**What the task asks**
Retype every line of the records exactly.

Start of Data to process

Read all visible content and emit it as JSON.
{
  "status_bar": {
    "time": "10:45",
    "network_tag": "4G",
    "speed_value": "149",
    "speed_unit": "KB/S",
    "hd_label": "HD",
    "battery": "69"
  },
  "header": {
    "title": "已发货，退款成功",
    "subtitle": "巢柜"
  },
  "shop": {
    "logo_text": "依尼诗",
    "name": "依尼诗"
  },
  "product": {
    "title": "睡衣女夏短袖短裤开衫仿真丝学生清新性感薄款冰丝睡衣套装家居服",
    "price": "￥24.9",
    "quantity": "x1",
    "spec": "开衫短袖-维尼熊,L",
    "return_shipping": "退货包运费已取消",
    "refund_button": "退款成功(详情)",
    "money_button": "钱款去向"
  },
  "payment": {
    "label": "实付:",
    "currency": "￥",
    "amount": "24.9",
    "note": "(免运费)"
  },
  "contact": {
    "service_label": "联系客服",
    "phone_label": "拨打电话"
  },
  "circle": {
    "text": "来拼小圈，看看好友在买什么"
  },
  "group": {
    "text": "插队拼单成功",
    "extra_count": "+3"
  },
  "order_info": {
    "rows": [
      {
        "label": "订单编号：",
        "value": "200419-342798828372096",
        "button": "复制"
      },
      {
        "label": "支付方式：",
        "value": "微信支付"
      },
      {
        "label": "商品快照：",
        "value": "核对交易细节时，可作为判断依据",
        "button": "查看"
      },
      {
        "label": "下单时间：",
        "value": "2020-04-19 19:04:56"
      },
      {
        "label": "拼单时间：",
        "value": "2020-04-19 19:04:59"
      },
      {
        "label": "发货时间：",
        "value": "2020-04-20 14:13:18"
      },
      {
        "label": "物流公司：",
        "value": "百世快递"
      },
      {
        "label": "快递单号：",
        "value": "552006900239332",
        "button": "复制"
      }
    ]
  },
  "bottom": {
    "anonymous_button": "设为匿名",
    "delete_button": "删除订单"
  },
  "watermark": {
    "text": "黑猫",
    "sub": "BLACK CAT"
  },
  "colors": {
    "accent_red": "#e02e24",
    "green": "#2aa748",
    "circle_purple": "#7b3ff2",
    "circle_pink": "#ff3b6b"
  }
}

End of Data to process

**Exercise output**
Read all visible content and emit it as JSON.
{
  "status_bar": {
    "time": "10:45",
    "network_tag": "4G",
    "speed_value": "149",
    "speed_unit": "KB/S",
    "hd_label": "HD",
    "battery": "69"
  },
  "header": {
    "title": "已发货，退款成功",
    "subtitle": "巢柜"
  },
  "shop": {
    "logo_text": "依尼诗",
    "name": "依尼诗"
  },
  "product": {
    "title": "睡衣女夏短袖短裤开衫仿真丝学生清新性感薄款冰丝睡衣套装家居服",
    "price": "￥24.9",
    "quantity": "x1",
    "spec": "开衫短袖-维尼熊,L",
    "return_shipping": "退货包运费已取消",
    "refund_button": "退款成功(详情)",
    "money_button": "钱款去向"
  },
  "payment": {
    "label": "实付:",
    "currency": "￥",
    "amount": "24.9",
    "note": "(免运费)"
  },
  "contact": {
    "service_label": "联系客服",
    "phone_label": "拨打电话"
  },
  "circle": {
    "text": "来拼小圈，看看好友在买什么"
  },
  "group": {
    "text": "插队拼单成功",
    "extra_count": "+3"
  },
  "order_info": {
    "rows": [
      {
        "label": "订单编号：",
        "value": "200419-342798828372096",
        "button": "复制"
      },
      {
        "label": "支付方式：",
        "value": "微信支付"
      },
      {
        "label": "商品快照：",
        "value": "核对交易细节时，可作为判断依据",
        "button": "查看"
      },
      {
        "label": "下单时间：",
        "value": "2020-04-19 19:04:56"
      },
      {
        "label": "拼单时间：",
        "value": "2020-04-19 19:04:59"
      },
      {
        "label": "发货时间：",
        "value": "2020-04-20 14:13:18"
      },
      {
        "label": "物流公司：",
        "value": "百世快递"
      },
      {
        "label": "快递单号：",
        "value": "552006900239332",
        "button": "复制"
      }
    ]
  },
  "bottom": {
    "anonymous_button": "设为匿名",
    "delete_button": "删除订单"
  },
  "watermark": {
    "text": "黑猫",
    "sub": "BLACK CAT"
  },
  "colors": {
    "accent_red": "#e02e24",
    "green": "#2aa748",
    "circle_purple": "#7b3ff2",
    "circle_pink": "#ff3b6b"
  }
}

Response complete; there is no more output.